Fruitful vine run to be staged gain

Vineyard ambience . . . Last year's participants enjoyed the surroundings of Pegasus Bay. Photo: Supplied


Pegasus Bay Winery is opening its vineyard in aid of the New Zealand Brain Research Institute again early next year for Vine Run 2019.

The inaugural event in January, which attracted 400 competitors, raised $19,000. It provided the platform for a fun family day out for runners and walkers.

Early-bird entries for the event on Sunday, January 27, close at the end of September. Ticket prices remain the same at $65 for early-bird entry, and $75 from then on. Included in each adult entry is a bottle of trophy wine to take away at the end of the day. Entry for minors is $40.

The event takes runners and walkers over a 6km or 10km route, among the vines and fruit of the Donaldson family estate, over hills amd through valleys. It gives participants a chance to take a behind-the-scenes look at the winery’s vineyard and expansive gardens.

Mike Donaldson says the run will not only raise funds for the institute, but also promote the local region.

It is hoped the event will become an important date on the calendar and grow into a half-marathon.

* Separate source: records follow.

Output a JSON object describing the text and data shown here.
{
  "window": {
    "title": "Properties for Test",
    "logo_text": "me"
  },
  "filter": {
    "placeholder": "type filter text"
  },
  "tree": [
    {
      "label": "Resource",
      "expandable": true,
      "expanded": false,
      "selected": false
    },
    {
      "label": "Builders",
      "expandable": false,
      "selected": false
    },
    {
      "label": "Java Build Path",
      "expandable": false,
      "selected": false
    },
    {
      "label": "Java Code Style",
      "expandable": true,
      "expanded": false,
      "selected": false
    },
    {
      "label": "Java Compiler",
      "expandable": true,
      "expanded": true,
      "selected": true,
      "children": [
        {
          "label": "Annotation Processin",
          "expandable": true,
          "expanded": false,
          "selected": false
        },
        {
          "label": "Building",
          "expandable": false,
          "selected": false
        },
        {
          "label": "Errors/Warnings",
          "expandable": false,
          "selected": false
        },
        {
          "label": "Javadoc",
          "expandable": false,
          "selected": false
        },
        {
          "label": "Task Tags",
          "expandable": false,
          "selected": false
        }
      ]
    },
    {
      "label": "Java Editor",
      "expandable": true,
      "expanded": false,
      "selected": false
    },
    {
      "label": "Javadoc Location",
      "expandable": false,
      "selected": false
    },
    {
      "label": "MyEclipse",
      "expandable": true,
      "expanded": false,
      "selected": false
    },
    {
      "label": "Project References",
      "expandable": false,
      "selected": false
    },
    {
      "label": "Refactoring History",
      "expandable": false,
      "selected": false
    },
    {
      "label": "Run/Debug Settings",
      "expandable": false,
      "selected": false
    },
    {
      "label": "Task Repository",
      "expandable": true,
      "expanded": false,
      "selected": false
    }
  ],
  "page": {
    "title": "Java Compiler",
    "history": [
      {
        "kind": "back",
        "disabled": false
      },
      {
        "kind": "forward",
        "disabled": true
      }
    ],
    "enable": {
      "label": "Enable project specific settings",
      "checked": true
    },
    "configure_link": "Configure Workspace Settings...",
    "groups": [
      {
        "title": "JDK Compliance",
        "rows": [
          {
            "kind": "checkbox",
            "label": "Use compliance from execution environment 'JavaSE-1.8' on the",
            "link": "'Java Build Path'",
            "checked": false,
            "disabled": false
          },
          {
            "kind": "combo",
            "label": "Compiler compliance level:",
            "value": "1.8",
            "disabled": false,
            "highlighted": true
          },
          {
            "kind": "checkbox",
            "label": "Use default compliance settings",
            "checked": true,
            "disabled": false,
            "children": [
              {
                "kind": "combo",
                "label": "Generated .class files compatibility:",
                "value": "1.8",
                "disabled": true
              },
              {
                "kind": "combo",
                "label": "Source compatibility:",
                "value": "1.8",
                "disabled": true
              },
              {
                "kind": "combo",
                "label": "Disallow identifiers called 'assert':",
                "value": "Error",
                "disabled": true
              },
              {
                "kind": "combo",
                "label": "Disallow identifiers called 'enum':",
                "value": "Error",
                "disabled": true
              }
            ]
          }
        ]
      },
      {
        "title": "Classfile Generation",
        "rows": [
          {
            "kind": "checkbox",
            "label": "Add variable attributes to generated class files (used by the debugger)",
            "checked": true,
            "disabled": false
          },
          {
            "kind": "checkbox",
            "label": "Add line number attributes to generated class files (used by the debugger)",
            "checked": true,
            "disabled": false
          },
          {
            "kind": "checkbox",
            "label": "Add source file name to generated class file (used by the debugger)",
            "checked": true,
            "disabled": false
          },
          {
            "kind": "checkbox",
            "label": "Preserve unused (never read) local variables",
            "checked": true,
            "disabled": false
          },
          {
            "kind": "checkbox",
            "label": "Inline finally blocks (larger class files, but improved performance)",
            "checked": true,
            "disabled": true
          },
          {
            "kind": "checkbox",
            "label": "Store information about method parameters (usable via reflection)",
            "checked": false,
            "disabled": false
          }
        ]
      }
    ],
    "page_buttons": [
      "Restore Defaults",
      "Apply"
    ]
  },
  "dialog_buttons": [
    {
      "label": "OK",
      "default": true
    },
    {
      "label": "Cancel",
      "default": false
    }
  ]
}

People are welcome to relax on the expansive lawns after the run, listen to live music, and enjoy food options that are available. Participants are welcome to bring a picnic lunch.

The Pegasus Bay Winery and Vineyard is a family affair. The Donaldson family has been seriously involved in wine since the early 1970s. They are pioneers of the North Canterbury region.

Ivan Donaldson, who had a long career as an associate professor and consultant neurologist, as well as being a wine writer and wine judge, oversees viticulture and wine styles. He began the vineyard while holding down his day job.

His wife, Christine, established the gardens at Pegasus Bay and maintains the extensive grounds.

She is also a lover of opera and the arts, and has been heavily involved in the local opera scene for many years.

The Donaldson family have hosted many classical concerts at the winery’s natural amphitheatre, and a reserve range of wines has been dedicated to Christine’s passion for opera.

Their eldest son, Matthew, is the winemaker. He graduated with an oenology degree and a postgraduate diploma in viticulture at Roseworthy College in Australia. He has worked many vintages in other parts of the world, with a particular focus on Burgundy. Last year year marked Matthew’s 25th vintage at Pegasus Bay. His wife, Di, helps with winery logistics.

Another son, Edward, is marketing manager. He spends much of his time promoting his family’s wines to more than 25 countries, while his wife, Belinda, directs the winery’s award-winning restaurant.

Youngest son Paul, who has an MBA, is the winery’s general manager, while son Mike is the local sales manager.Sports Shoesnike